EXERCISE GOAL — Repeat all the data exactly, and where a record holds a picture, leave that picture out.

─── DATA FOR THE TASK

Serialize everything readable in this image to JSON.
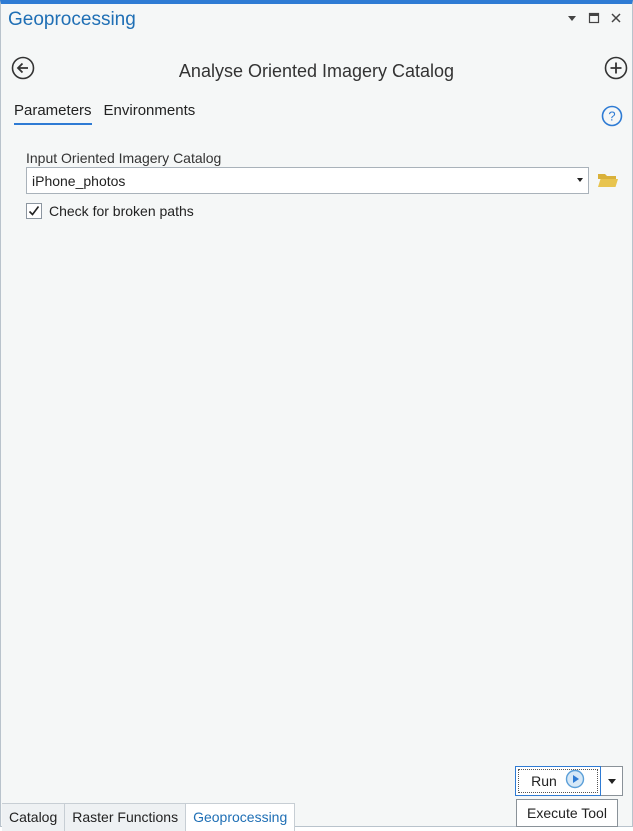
{
  "pane": {
    "title": "Geoprocessing",
    "controls": [
      "menu-dropdown-icon",
      "maximize-icon",
      "close-icon"
    ]
  },
  "tool": {
    "title": "Analyse Oriented Imagery Catalog",
    "back_icon": "back-arrow-icon",
    "add_icon": "add-circle-icon"
  },
  "tabs": [
    {
      "label": "Parameters",
      "active": true
    },
    {
      "label": "Environments",
      "active": false
    }
  ],
  "parameters": {
    "input_label": "Input Oriented Imagery Catalog",
    "input_value": "iPhone_photos",
    "check_label": "Check for broken paths",
    "check_checked": true
  },
  "run": {
    "label": "Run",
    "tooltip": "Execute Tool"
  },
  "bottom_tabs": [
    {
      "label": "Catalog",
      "active": false
    },
    {
      "label": "Raster Functions",
      "active": false
    },
    {
      "label": "Geoprocessing",
      "active": true
    }
  ],
  "colors": {
    "accent": "#2e7bd4",
    "title": "#1f6fb5",
    "folder": "#e8c44f",
    "background": "#f5f7f7"
  }
}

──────

TASK RESULT —
Serialize everything readable in this image to JSON.
{
  "pane": {
    "title": "Geoprocessing",
    "controls": [
      "menu-dropdown-icon",
      "maximize-icon",
      "close-icon"
    ]
  },
  "tool": {
    "title": "Analyse Oriented Imagery Catalog",
    "back_icon": "back-arrow-icon",
    "add_icon": "add-circle-icon"
  },
  "tabs": [
    {
      "label": "Parameters",
      "active": true
    },
    {
      "label": "Environments",
      "active": false
    }
  ],
  "parameters": {
    "input_label": "Input Oriented Imagery Catalog",
    "input_value": "iPhone_photos",
    "check_label": "Check for broken paths",
    "check_checked": true
  },
  "run": {
    "label": "Run",
    "tooltip": "Execute Tool"
  },
  "bottom_tabs": [
    {
      "label": "Catalog",
      "active": false
    },
    {
      "label": "Raster Functions",
      "active": false
    },
    {
      "label": "Geoprocessing",
      "active": true
    }
  ],
  "colors": {
    "accent": "#2e7bd4",
    "title": "#1f6fb5",
    "folder": "#e8c44f",
    "background": "#f5f7f7"
  }
}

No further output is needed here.